Task directions: Each line of the entries that contains the word "your" adds one. Reply with the resulting number only.

START Data listing

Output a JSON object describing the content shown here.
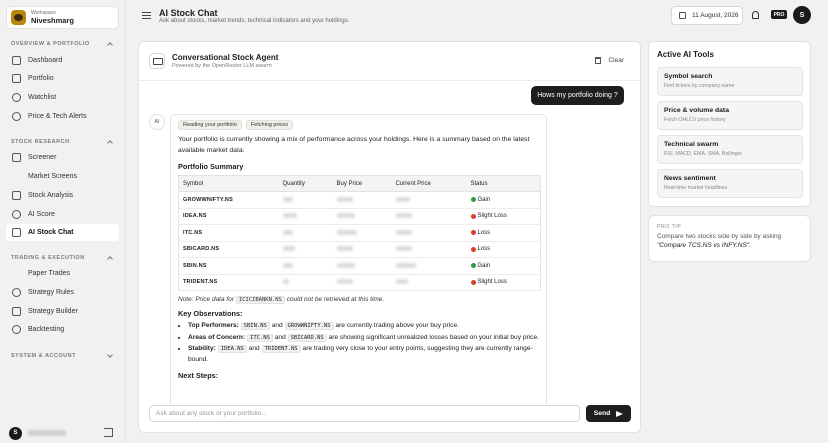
{
  "workspace": {
    "label": "Workspace",
    "name": "Niveshmarg"
  },
  "sidebar": {
    "sections": [
      {
        "title": "OVERVIEW & PORTFOLIO",
        "collapsed": false,
        "items": [
          {
            "label": "Dashboard",
            "icon": "home-icon"
          },
          {
            "label": "Portfolio",
            "icon": "briefcase-icon"
          },
          {
            "label": "Watchlist",
            "icon": "eye-icon"
          },
          {
            "label": "Price & Tech Alerts",
            "icon": "bell-icon"
          }
        ]
      },
      {
        "title": "STOCK RESEARCH",
        "collapsed": false,
        "items": [
          {
            "label": "Screener",
            "icon": "filter-icon"
          },
          {
            "label": "Market Screens",
            "icon": "trending-icon"
          },
          {
            "label": "Stock Analysis",
            "icon": "chart-icon"
          },
          {
            "label": "AI Score",
            "icon": "target-icon"
          },
          {
            "label": "AI Stock Chat",
            "icon": "chat-icon",
            "active": true
          }
        ]
      },
      {
        "title": "TRADING & EXECUTION",
        "collapsed": false,
        "items": [
          {
            "label": "Paper Trades",
            "icon": "swap-icon"
          },
          {
            "label": "Strategy Rules",
            "icon": "check-circle-icon"
          },
          {
            "label": "Strategy Builder",
            "icon": "wrench-icon"
          },
          {
            "label": "Backtesting",
            "icon": "history-icon"
          }
        ]
      },
      {
        "title": "SYSTEM & ACCOUNT",
        "collapsed": true,
        "items": []
      }
    ]
  },
  "user": {
    "initial": "S"
  },
  "header": {
    "title": "AI Stock Chat",
    "subtitle": "Ask about stocks, market trends, technical indicators and your holdings.",
    "date": "11 August, 2026",
    "pro_badge": "PRO",
    "avatar_initial": "S"
  },
  "chat": {
    "agent_title": "Conversational Stock Agent",
    "agent_subtitle": "Powered by the OpenRouter LLM swarm",
    "clear_label": "Clear",
    "user_message": "Hows my portfolio doing ?",
    "ai_label": "AI",
    "chips": [
      "Reading your portfolio",
      "Fetching prices"
    ],
    "intro": "Your portfolio is currently showing a mix of performance across your holdings. Here is a summary based on the latest available market data:",
    "summary_heading": "Portfolio Summary",
    "table": {
      "headers": [
        "Symbol",
        "Quantity",
        "Buy Price",
        "Current Price",
        "Status"
      ],
      "rows": [
        {
          "symbol": "GROWWNIFTY.NS",
          "status": "Gain",
          "status_color": "#2e9e3e"
        },
        {
          "symbol": "IDEA.NS",
          "status": "Slight Loss",
          "status_color": "#d6402b"
        },
        {
          "symbol": "ITC.NS",
          "status": "Loss",
          "status_color": "#d6402b"
        },
        {
          "symbol": "SBICARD.NS",
          "status": "Loss",
          "status_color": "#d6402b"
        },
        {
          "symbol": "SBIN.NS",
          "status": "Gain",
          "status_color": "#2e9e3e"
        },
        {
          "symbol": "TRIDENT.NS",
          "status": "Slight Loss",
          "status_color": "#d6402b"
        }
      ]
    },
    "note_prefix": "Note: Price data for",
    "note_code": "ICICIBANKN.NS",
    "note_suffix": "could not be retrieved at this time.",
    "observations_heading": "Key Observations:",
    "observations": [
      {
        "label": "Top Performers:",
        "code1": "SBIN.NS",
        "mid": "and",
        "code2": "GROWWNIFTY.NS",
        "text": "are currently trading above your buy price."
      },
      {
        "label": "Areas of Concern:",
        "code1": "ITC.NS",
        "mid": "and",
        "code2": "SBICARD.NS",
        "text": "are showing significant unrealized losses based on your initial buy price."
      },
      {
        "label": "Stability:",
        "code1": "IDEA.NS",
        "mid": "and",
        "code2": "TRIDENT.NS",
        "text": "are trading very close to your entry points, suggesting they are currently range-bound."
      }
    ],
    "next_heading": "Next Steps:",
    "input_placeholder": "Ask about any stock or your portfolio...",
    "send_label": "Send"
  },
  "tools": {
    "title": "Active AI Tools",
    "items": [
      {
        "name": "Symbol search",
        "desc": "Find tickers by company name"
      },
      {
        "name": "Price & volume data",
        "desc": "Fetch OHLCV price history"
      },
      {
        "name": "Technical swarm",
        "desc": "RSI, MACD, EMA, SMA, Bollinger"
      },
      {
        "name": "News sentiment",
        "desc": "Real-time market headlines"
      }
    ]
  },
  "tip": {
    "label": "PRO TIP",
    "text": "Compare two stocks side by side by asking",
    "example": "\"Compare TCS.NS vs INFY.NS\"."
  }
}
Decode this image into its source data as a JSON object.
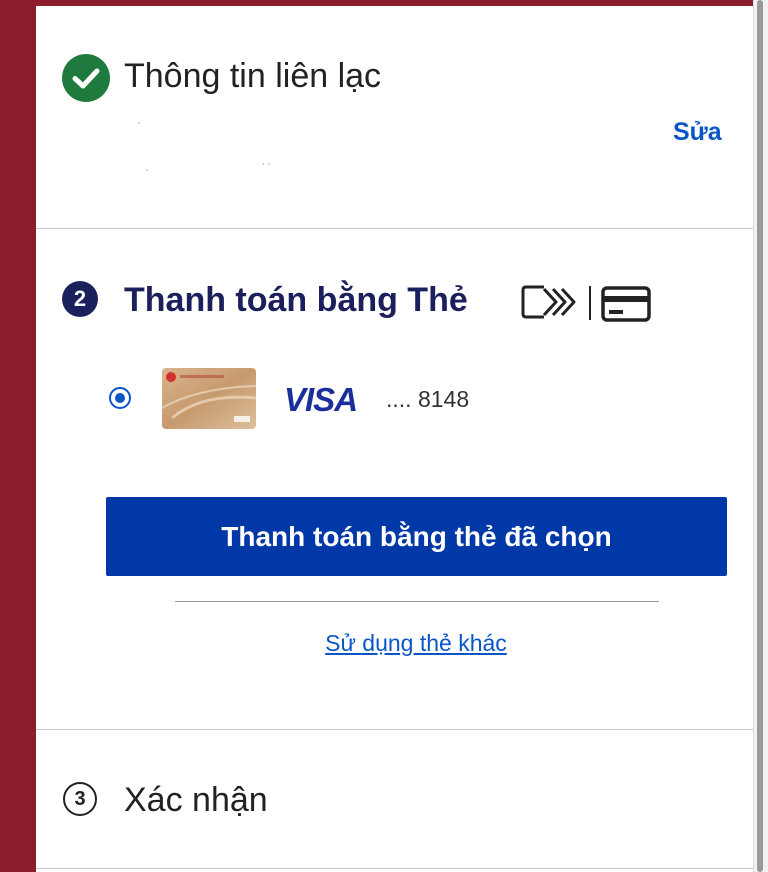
{
  "contact_section": {
    "title": "Thông tin liên lạc",
    "edit_label": "Sửa",
    "status_color": "#1f7a3e"
  },
  "payment_section": {
    "step_number": "2",
    "title": "Thanh toán bằng Thẻ",
    "icons": [
      "contactless-wallet-icon",
      "credit-card-icon"
    ],
    "selected_card": {
      "brand": "VISA",
      "masked_number": ".... 8148",
      "selected": true
    },
    "pay_button_label": "Thanh toán bằng thẻ đã chọn",
    "other_card_link": "Sử dụng thẻ khác",
    "accent_color": "#0038a8"
  },
  "confirm_section": {
    "step_number": "3",
    "title": "Xác nhận"
  }
}
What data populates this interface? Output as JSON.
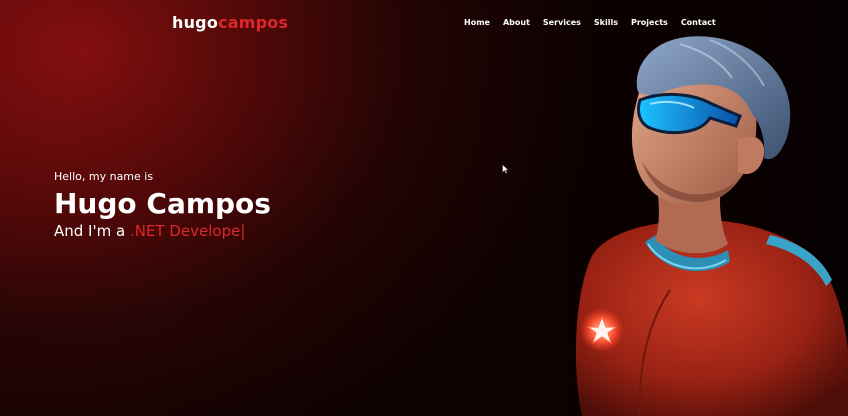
{
  "brand": {
    "first": "hugo",
    "second": "campos"
  },
  "nav": {
    "items": [
      "Home",
      "About",
      "Services",
      "Skills",
      "Projects",
      "Contact"
    ]
  },
  "hero": {
    "greeting": "Hello, my name is",
    "name": "Hugo Campos",
    "role_prefix": "And I'm a ",
    "role_typed": ".NET Develope",
    "caret": "|"
  },
  "colors": {
    "accent": "#e0262a",
    "background": "#5a0909",
    "text": "#ffffff"
  },
  "icons": {
    "cursor": "arrow-cursor-icon"
  }
}
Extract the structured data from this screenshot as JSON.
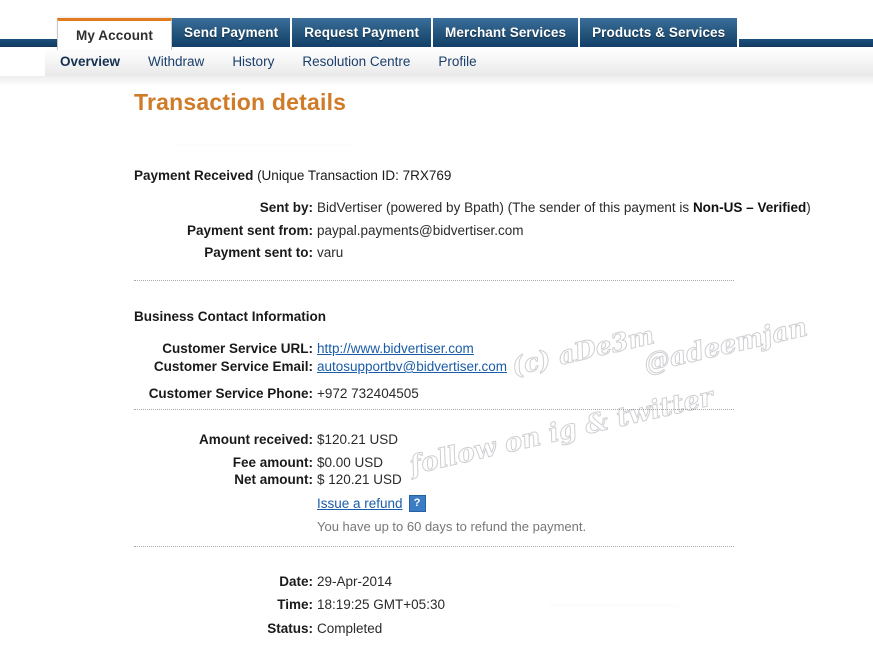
{
  "tabs": [
    {
      "label": "My Account",
      "active": true
    },
    {
      "label": "Send Payment",
      "active": false
    },
    {
      "label": "Request Payment",
      "active": false
    },
    {
      "label": "Merchant Services",
      "active": false
    },
    {
      "label": "Products & Services",
      "active": false
    }
  ],
  "subnav": [
    {
      "label": "Overview",
      "active": true
    },
    {
      "label": "Withdraw",
      "active": false
    },
    {
      "label": "History",
      "active": false
    },
    {
      "label": "Resolution Centre",
      "active": false
    },
    {
      "label": "Profile",
      "active": false
    }
  ],
  "page": {
    "title": "Transaction details",
    "redacted_top": "—————————————",
    "redacted_bottom": "——————————"
  },
  "payment": {
    "heading_bold": "Payment Received",
    "heading_rest": " (Unique Transaction ID: 7RX769",
    "transaction_id": "7RX769",
    "rows": [
      {
        "label": "Sent by:",
        "value_prefix": "BidVertiser (powered by Bpath) (The sender of this payment is ",
        "value_bold": "Non-US – Verified",
        "value_suffix": ")"
      },
      {
        "label": "Payment sent from:",
        "value": "paypal.payments@bidvertiser.com"
      },
      {
        "label": "Payment sent to:",
        "value": "varu"
      }
    ]
  },
  "business": {
    "heading": "Business Contact Information",
    "rows": [
      {
        "label": "Customer Service URL:",
        "value": "http://www.bidvertiser.com",
        "link": true
      },
      {
        "label": "Customer Service Email:",
        "value": "autosupportbv@bidvertiser.com",
        "link": true
      },
      {
        "label": "Customer Service Phone:",
        "value": "+972 732404505",
        "link": false
      }
    ]
  },
  "amounts": {
    "rows": [
      {
        "label": "Amount received:",
        "value": "$120.21 USD"
      },
      {
        "label": "Fee amount:",
        "value": "$0.00 USD"
      },
      {
        "label": "Net amount:",
        "value": "$ 120.21 USD"
      }
    ],
    "refund_link": "Issue a refund",
    "help_icon_glyph": "?",
    "refund_note": "You have up to 60 days to refund the payment."
  },
  "meta": {
    "rows": [
      {
        "label": "Date:",
        "value": "29-Apr-2014"
      },
      {
        "label": "Time:",
        "value": "18:19:25 GMT+05:30"
      },
      {
        "label": "Status:",
        "value": "Completed"
      }
    ]
  },
  "watermark": {
    "copyright": "(c) aDe3m",
    "handle": "@adeemjan",
    "follow": "follow on ig & twitter"
  },
  "colors": {
    "accent_orange": "#cf7b28",
    "tab_blue": "#27587f",
    "link_blue": "#1a5ca8"
  }
}
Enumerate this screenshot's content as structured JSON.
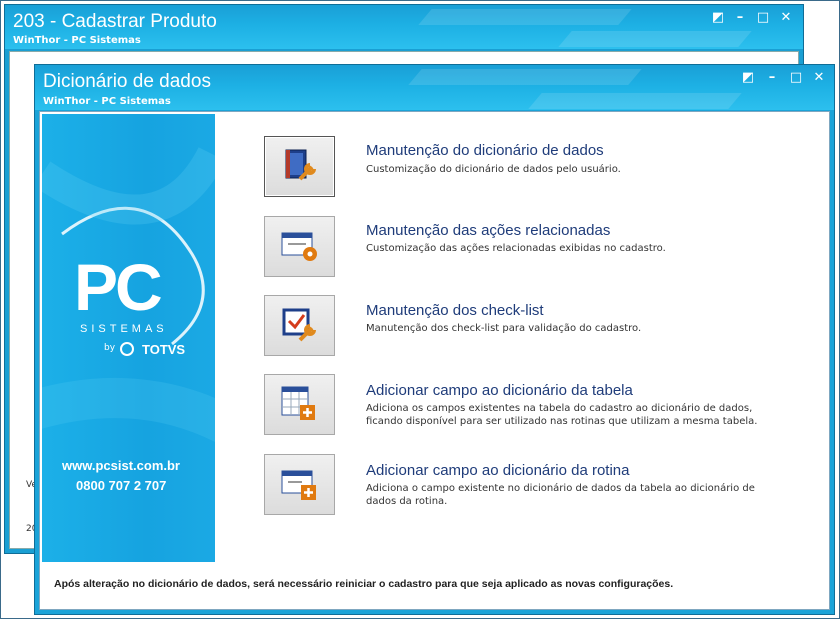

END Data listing

Result below: 7